##### Data to examine #####
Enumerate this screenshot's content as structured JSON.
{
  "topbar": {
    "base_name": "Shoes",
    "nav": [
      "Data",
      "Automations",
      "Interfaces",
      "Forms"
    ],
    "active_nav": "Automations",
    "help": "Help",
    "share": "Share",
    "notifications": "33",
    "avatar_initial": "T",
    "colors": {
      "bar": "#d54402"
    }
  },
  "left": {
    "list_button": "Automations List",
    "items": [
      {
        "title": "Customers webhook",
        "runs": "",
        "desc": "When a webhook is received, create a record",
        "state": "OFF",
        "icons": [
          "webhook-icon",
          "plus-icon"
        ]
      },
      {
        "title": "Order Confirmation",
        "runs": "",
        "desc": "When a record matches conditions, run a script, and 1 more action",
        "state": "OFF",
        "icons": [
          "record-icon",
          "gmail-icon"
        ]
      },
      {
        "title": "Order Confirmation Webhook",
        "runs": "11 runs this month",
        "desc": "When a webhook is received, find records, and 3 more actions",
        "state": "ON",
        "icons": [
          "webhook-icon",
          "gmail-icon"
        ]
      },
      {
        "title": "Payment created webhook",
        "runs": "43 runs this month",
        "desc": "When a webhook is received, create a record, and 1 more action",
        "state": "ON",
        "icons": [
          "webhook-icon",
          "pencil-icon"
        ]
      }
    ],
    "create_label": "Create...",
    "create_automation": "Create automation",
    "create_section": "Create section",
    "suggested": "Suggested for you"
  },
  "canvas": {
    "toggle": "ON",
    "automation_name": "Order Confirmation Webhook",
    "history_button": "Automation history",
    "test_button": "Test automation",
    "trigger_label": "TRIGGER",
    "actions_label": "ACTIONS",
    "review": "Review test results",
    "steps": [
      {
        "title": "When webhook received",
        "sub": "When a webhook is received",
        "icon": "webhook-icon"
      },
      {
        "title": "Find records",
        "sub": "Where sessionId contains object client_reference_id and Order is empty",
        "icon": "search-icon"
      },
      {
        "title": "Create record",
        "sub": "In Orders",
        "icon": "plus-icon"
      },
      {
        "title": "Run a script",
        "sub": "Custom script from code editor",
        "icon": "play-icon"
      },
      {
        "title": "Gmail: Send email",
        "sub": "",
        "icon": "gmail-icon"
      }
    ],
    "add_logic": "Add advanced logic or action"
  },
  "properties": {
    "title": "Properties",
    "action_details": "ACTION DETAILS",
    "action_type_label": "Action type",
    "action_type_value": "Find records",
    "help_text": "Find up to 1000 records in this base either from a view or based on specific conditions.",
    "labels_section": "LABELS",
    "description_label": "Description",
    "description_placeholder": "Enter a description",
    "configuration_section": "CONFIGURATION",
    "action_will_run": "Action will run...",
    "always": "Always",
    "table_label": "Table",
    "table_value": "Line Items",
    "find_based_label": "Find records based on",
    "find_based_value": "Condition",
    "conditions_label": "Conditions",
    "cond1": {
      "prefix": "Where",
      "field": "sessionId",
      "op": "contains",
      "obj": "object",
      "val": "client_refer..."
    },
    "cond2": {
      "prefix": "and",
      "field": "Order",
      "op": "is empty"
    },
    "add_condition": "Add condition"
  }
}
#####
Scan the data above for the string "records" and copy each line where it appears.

- _Response to this task_
        "desc": "When a webhook is received, find records, and 3 more actions",
        "title": "Find records",
    "action_type_value": "Find records",
    "help_text": "Find up to 1000 records in this base either from a view or based on specific conditions.",
    "find_based_label": "Find records based on",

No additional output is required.